Last week at Ericsson’s Innovation Day in Aachen, Germany, Room One launched a groundbreaking combination of VR and technology previously shown at Mobile World Congress to live-stream a surgery worldwide.
The 5G robotic arm and glove combination that first made waves in February 2017 was used in an examination of a virtual kidney, with video and audio from the procedure streamed in realtime to participants wearing VR headsets. Participants also wore haptic feedback pads that provided them with the simulation of tactile feedback that a surgeon performing the procedure would receive in the glove.
The technology means surgery students and doctors can watch and learn from operations, even if they are on the other side of the world.
VR enthusiasts and experts have long touted the immense potential for VR in education, particularly in the medical sector. Room One is working to convert that potential into a daily reality.
“The connectivity revolution is bigger than the industrial revolution,” said Room One President Mahdi Yahya in a statement. “We are only at the start of what is possible.
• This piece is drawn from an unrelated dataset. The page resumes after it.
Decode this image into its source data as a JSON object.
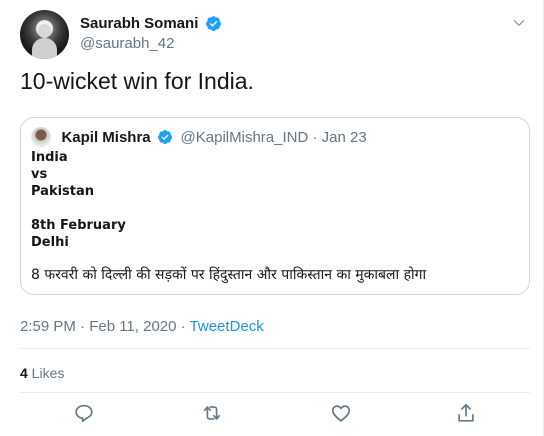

Remote surgery over the Internet; the creation of fully immersive virtual worlds; homes, cars, and phones that speak to each other instantly over the network. As creatives, designers and technologists, it is our duty to realise [sic] this future.”
Room One produced the demo in collaboration with Ericsson, BT, King’s College London (KCL), Ericsson, and OPTO. The 5G technology used to connect the robotic arm with the glove was developed by Ericsson, BT, and KCL. OPTO developed the headsets used by participants, while Room One designed the haptic feedback pads, programmed the digital kidney, and provided the live-stream technology used in the demonstration.
Room One hopes to recreate this success in more ambitious immersive projects.
“We were delighted to work with Ericsson, BT, KCL, and OPTO intimately on this project, said Room One COO Melissa Doré in a statement. “We have a number of additional exciting virtual reality projects in the pipeline, and hope to continue to work with technical and creative partners from a range of backgrounds to find innovative solutions to existing problems.”
To that end, Room One is currently working to develop a CGI version of the surgery to give medical students an opportunity to practice the procedure in a completely immersive environment.